- _Your goal_
Whenever a line below includes the word "this", copy that line.

Dataset: Begin

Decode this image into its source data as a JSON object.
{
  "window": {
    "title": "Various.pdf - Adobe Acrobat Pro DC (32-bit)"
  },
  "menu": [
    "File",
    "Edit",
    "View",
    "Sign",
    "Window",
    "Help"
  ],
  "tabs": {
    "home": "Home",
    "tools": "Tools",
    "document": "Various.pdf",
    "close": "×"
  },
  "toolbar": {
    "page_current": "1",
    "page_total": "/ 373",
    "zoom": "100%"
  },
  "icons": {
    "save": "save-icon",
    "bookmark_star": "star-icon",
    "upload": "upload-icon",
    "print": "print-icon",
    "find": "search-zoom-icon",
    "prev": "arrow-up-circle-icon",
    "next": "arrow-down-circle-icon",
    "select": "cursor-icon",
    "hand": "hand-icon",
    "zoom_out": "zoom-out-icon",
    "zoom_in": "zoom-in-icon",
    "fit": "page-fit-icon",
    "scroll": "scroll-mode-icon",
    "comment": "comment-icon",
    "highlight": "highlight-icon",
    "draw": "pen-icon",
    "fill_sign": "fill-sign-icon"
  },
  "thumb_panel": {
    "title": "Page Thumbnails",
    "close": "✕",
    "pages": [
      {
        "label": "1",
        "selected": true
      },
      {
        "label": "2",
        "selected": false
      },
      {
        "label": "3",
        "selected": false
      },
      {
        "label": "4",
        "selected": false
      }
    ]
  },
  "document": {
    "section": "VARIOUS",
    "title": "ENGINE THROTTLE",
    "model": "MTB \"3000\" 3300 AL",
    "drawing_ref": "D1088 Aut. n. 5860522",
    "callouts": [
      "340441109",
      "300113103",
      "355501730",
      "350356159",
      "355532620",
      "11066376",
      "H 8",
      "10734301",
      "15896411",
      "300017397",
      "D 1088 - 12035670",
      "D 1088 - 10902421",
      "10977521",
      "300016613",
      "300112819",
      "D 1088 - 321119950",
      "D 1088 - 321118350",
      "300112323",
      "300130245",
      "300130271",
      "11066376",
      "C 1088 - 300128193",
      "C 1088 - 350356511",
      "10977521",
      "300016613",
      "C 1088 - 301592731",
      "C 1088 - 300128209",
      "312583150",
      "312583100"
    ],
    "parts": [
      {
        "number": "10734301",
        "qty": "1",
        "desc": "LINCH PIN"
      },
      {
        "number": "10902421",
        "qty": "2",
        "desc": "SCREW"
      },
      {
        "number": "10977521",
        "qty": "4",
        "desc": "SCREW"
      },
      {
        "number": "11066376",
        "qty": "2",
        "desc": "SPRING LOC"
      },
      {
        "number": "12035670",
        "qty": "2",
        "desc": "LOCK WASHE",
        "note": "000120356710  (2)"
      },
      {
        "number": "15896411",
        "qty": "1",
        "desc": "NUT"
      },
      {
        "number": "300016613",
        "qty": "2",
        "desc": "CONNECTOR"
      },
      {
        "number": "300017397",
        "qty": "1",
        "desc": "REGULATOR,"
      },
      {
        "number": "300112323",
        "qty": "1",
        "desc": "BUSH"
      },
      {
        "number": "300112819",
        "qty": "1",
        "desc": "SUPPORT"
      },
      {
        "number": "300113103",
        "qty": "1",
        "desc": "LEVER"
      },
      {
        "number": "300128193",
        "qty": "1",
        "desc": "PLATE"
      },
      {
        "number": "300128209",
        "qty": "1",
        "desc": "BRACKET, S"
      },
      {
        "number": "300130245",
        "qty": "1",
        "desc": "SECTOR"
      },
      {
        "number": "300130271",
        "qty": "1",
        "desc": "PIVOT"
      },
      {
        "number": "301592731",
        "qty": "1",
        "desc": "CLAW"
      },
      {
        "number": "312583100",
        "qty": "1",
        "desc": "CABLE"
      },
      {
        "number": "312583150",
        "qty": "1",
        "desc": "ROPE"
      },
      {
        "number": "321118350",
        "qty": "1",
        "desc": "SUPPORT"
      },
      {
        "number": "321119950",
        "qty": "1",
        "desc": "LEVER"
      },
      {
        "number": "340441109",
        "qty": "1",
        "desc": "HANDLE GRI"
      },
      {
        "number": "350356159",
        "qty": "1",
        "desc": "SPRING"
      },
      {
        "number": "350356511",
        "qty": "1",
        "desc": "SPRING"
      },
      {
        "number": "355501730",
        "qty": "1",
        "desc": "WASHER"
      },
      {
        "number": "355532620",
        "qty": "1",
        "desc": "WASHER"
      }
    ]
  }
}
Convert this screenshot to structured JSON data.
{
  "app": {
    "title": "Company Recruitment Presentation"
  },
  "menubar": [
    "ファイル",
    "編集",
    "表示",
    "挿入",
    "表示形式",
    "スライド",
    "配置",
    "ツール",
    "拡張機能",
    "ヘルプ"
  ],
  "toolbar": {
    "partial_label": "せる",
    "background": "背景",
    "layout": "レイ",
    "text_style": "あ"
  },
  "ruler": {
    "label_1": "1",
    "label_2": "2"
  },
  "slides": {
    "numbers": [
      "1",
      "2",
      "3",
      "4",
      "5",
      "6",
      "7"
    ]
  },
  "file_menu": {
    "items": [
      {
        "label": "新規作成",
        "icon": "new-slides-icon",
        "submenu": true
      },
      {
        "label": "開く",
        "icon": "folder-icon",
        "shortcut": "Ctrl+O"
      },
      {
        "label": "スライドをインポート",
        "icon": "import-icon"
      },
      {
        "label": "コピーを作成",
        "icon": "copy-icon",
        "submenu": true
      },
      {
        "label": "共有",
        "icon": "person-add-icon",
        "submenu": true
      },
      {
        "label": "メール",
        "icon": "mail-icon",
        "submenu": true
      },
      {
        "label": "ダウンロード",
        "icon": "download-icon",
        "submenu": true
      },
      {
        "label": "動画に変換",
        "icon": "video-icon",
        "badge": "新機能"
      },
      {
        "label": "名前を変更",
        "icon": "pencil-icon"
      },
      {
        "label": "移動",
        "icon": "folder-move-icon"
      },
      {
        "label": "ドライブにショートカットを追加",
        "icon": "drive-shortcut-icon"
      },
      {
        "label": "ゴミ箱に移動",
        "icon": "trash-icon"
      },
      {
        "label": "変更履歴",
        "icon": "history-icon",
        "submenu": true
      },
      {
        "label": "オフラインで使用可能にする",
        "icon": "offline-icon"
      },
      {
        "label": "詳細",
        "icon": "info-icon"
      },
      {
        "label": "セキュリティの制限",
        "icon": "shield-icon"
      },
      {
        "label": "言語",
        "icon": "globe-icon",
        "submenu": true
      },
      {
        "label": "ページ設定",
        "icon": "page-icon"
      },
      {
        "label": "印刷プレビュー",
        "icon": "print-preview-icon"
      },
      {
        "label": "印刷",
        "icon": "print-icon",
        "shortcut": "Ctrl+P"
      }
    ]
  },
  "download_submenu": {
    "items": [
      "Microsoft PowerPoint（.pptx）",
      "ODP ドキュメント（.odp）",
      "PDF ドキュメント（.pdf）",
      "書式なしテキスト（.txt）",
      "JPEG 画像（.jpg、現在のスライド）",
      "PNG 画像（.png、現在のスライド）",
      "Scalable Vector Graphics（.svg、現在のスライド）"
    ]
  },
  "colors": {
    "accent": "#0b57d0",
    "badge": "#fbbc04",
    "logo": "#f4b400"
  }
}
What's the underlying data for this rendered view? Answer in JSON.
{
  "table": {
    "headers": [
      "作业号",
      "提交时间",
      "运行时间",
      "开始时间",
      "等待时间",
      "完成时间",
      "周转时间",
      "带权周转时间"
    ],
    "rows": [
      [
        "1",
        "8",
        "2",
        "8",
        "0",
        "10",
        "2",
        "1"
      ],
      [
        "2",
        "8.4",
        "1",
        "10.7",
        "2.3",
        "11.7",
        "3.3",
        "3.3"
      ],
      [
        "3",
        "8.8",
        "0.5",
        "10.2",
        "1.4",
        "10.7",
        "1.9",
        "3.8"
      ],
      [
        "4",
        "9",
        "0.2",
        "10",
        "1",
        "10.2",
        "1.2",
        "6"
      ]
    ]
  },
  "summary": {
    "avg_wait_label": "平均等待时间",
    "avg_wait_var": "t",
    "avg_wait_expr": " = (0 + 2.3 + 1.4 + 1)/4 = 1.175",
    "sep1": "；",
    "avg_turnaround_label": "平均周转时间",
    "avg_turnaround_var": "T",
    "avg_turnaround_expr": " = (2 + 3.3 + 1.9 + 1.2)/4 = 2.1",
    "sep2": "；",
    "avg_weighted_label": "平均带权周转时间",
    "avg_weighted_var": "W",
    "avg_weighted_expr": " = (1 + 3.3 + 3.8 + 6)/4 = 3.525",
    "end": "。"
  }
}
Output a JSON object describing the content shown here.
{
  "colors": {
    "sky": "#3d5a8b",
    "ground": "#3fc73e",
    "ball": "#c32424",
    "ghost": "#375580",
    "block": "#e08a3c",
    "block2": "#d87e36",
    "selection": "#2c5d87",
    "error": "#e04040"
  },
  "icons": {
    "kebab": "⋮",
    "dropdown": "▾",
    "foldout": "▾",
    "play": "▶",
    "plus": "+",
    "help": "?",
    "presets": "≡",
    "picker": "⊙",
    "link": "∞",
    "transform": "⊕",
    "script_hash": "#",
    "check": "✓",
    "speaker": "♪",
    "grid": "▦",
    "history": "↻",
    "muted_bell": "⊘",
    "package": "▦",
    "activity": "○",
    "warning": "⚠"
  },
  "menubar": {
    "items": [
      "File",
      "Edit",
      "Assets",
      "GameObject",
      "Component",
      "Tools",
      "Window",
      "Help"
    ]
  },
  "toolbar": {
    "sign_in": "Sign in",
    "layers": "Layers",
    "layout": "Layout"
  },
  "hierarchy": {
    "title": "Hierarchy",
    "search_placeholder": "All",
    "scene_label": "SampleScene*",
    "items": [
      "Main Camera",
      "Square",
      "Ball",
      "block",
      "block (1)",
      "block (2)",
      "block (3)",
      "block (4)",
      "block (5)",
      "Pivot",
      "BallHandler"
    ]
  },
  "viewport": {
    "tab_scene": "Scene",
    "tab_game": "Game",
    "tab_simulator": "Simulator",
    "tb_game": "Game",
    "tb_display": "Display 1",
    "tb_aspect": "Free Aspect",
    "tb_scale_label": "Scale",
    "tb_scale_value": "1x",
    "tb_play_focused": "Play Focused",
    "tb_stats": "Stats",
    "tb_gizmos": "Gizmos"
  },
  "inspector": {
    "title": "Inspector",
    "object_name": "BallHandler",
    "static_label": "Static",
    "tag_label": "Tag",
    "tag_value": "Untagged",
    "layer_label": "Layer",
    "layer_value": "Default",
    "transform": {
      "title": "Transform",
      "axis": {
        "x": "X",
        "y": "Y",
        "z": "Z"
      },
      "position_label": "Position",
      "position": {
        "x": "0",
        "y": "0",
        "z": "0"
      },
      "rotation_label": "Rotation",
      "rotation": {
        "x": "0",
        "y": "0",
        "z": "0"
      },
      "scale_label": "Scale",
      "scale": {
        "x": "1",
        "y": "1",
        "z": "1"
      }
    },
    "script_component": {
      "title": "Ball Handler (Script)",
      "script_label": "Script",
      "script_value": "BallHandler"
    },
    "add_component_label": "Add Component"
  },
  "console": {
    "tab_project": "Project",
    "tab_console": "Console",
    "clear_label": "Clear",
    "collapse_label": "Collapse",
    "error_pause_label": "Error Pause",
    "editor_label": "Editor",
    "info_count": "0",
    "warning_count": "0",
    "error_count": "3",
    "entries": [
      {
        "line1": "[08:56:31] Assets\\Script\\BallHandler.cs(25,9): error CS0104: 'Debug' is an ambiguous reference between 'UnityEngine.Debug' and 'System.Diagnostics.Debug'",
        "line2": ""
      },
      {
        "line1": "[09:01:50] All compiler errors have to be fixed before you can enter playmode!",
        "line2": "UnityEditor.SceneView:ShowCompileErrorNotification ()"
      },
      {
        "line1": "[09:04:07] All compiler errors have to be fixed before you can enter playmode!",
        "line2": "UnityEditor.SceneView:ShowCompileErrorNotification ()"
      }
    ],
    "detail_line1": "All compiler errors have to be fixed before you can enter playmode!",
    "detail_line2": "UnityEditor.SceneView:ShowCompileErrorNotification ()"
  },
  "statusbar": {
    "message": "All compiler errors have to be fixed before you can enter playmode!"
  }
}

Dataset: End

- _Task output_
Decode this image into its source data as a JSON object.
Convert this screenshot to structured JSON data.
What's the underlying data for this rendered view? Answer in JSON.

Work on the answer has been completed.